When it comes to the relatively new industry related to programmatic ad buying—that is, the ability to automate the process by which ads are placed on apps, websites, and other publisher assets—there is a perception that the purchases are mutually exclusive from ad-placement strategies that rely on a human sales force. But at Ad:Tech in San Francisco, AOL CEO and chairman Tim Armstrong said during his keynote that programmatic buying links marketing services (like increasing brand equity) with acquisition marketing strategies that involve deep targeting and typical cost-per-action (CPA) goals.
“The benefit is the ability to let humans use their creative power on top of technology, to figure out new ways to do advertising—to help publishers make more money and get better results,” Armstrong said.
He analogized programmatic buying with programmatic trading on Wall Street, which gained prominence roughly 10 years ago, during which time the value of programmatic trading companies skyrocketed while the valuations of traditional Wall Street companies were questioned.
“Fast forward to today and the companies that mix programmatic and creative trading around the financial [industry] actually have outsized valuations,” Armstrong said.
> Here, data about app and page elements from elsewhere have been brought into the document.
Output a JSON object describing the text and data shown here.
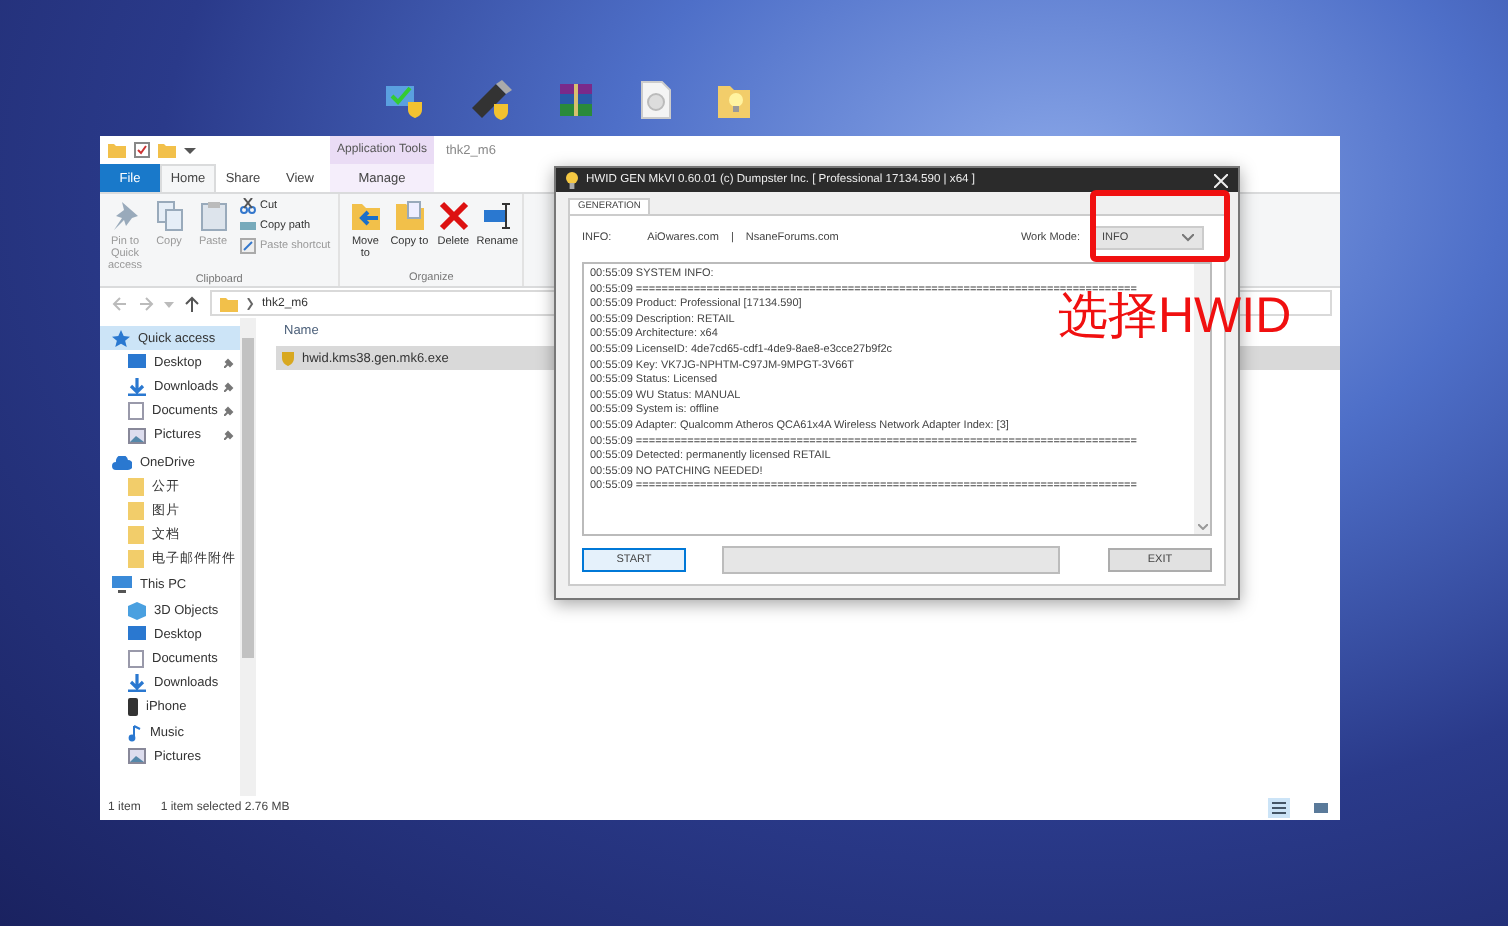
{
  "explorer": {
    "title": "thk2_m6",
    "context_tab": "Application Tools",
    "tabs": [
      {
        "label": "File",
        "selected": false
      },
      {
        "label": "Home",
        "selected": true
      },
      {
        "label": "Share",
        "selected": false
      },
      {
        "label": "View",
        "selected": false
      },
      {
        "label": "Manage",
        "selected": false
      }
    ],
    "ribbon": {
      "groups": [
        {
          "label": "Clipboard",
          "large": [
            {
              "label": "Pin to Quick access",
              "disabled": true
            },
            {
              "label": "Copy",
              "disabled": true
            },
            {
              "label": "Paste",
              "disabled": true
            }
          ],
          "small": [
            {
              "label": "Cut",
              "disabled": false
            },
            {
              "label": "Copy path",
              "disabled": false
            },
            {
              "label": "Paste shortcut",
              "disabled": true
            }
          ]
        },
        {
          "label": "Organize",
          "large": [
            {
              "label": "Move to",
              "disabled": false
            },
            {
              "label": "Copy to",
              "disabled": false
            },
            {
              "label": "Delete",
              "disabled": false
            },
            {
              "label": "Rename",
              "disabled": false
            }
          ]
        }
      ]
    },
    "address": {
      "breadcrumb": "thk2_m6"
    },
    "nav": [
      {
        "label": "Quick access",
        "selected": true,
        "children": [
          {
            "label": "Desktop",
            "pinned": true,
            "selected": false
          },
          {
            "label": "Downloads",
            "pinned": true,
            "selected": false
          },
          {
            "label": "Documents",
            "pinned": true,
            "selected": false
          },
          {
            "label": "Pictures",
            "pinned": true,
            "selected": false
          }
        ]
      },
      {
        "label": "OneDrive",
        "selected": false,
        "children": [
          {
            "label": "公开",
            "selected": false
          },
          {
            "label": "图片",
            "selected": false
          },
          {
            "label": "文档",
            "selected": false
          },
          {
            "label": "电子邮件附件",
            "selected": false
          }
        ]
      },
      {
        "label": "This PC",
        "selected": false,
        "children": [
          {
            "label": "3D Objects",
            "selected": false
          },
          {
            "label": "Desktop",
            "selected": false
          },
          {
            "label": "Documents",
            "selected": false
          },
          {
            "label": "Downloads",
            "selected": false
          },
          {
            "label": "iPhone",
            "selected": false
          },
          {
            "label": "Music",
            "selected": false
          },
          {
            "label": "Pictures",
            "selected": false
          }
        ]
      }
    ],
    "table": {
      "columns": [
        "Name"
      ],
      "rows": [
        {
          "cells": [
            "hwid.kms38.gen.mk6.exe"
          ],
          "selected": true
        }
      ]
    },
    "status_bar": {
      "count": "1 item",
      "selection": "1 item selected  2.76 MB"
    }
  },
  "hwid_gen": {
    "title": "HWID GEN MkVI 0.60.01 (c) Dumpster Inc. [ Professional 17134.590 | x64 ]",
    "tab": "GENERATION",
    "info_label": "INFO:",
    "links": [
      "AiOwares.com",
      "|",
      "NsaneForums.com"
    ],
    "work_mode_label": "Work Mode:",
    "work_mode": "INFO",
    "log": [
      "00:55:09 SYSTEM INFO:",
      "00:55:09 ==============================================================================",
      "00:55:09 Product: Professional [17134.590]",
      "00:55:09 Description: RETAIL",
      "00:55:09 Architecture: x64",
      "00:55:09 LicenseID: 4de7cd65-cdf1-4de9-8ae8-e3cce27b9f2c",
      "00:55:09 Key: VK7JG-NPHTM-C97JM-9MPGT-3V66T",
      "00:55:09 Status: Licensed",
      "00:55:09 WU Status: MANUAL",
      "00:55:09 System is: offline",
      "00:55:09 Adapter: Qualcomm Atheros QCA61x4A Wireless Network Adapter Index: [3]",
      "00:55:09 ==============================================================================",
      "00:55:09 Detected: permanently licensed RETAIL",
      "00:55:09 NO PATCHING NEEDED!",
      "00:55:09 =============================================================================="
    ],
    "buttons": [
      "START",
      "EXIT"
    ],
    "progress": {
      "level": 0
    }
  },
  "annotation": {
    "text": "选择HWID"
  }
}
For advertisers, programmatic buying represents a platform that automates certain ad buying activities, thereby allowing humans to use their creativity for bigger marketing challenges. For example, Armstrong pointed to tax preparation software company Intuit, whose TurboTax product sees tremendous spikes as the tax deadline looms. “The conversion rate for Intuit matters a lot, so every minute of every day, every impression matters,” Armstrong said.
The ubiquity of mobile devices gives Intuit, which used to look predominately at desktop conversions, more factors to consider. “We have charts that show by the hour of the day what devices people use and how they use them,” Armstrong said. “The important thing is how do we instantaneously switch the messaging not just based on the advertiser or the campaign, but by the time of day? A human cannot make those decisions.”
Another problem within the programmatic buying ecosystem is the reduction of dollars as inventory works its way from advertiser to publisher. A $1 investment in ad inventory will decrease as a percentage is taken from the demand-side platform provider (DSP)—which places the inventory in the ad network. Then the ad network takes a percentage and finally the supply-side platform (SSP) provider—which places the ad on the publisher site—takes an additional cut. If each solution within the programmatic buying stack worked more symbiotically, Armstrong argued, fewer cuts would be taken from that dollar. He added that a combination of technology and human creativity will be necessary to optimize the ad buying process.
Ultimately, to optimize both ad efficacy and spend, companies will need to understand the variables across the entire programmatic buying space.
“As a publisher, you want access to that entire ecosystem and you want structured data built into those systems,” Armstrong said. “How do you get access to everything all the time?”
Apropos to the keynote’s theme of optimizing the entire programmatic buying process, AOL announced today an addition to its advertising technology stack: an SSP called MARKETPLACE designed to help publishers manage their ad inventory. The SSP had previously been a hole in AOL’s portfolio of digital advertising solutions, and its addition potentially puts AOL in stronger standing against Google’s competing DoubleClick ad services and solutions.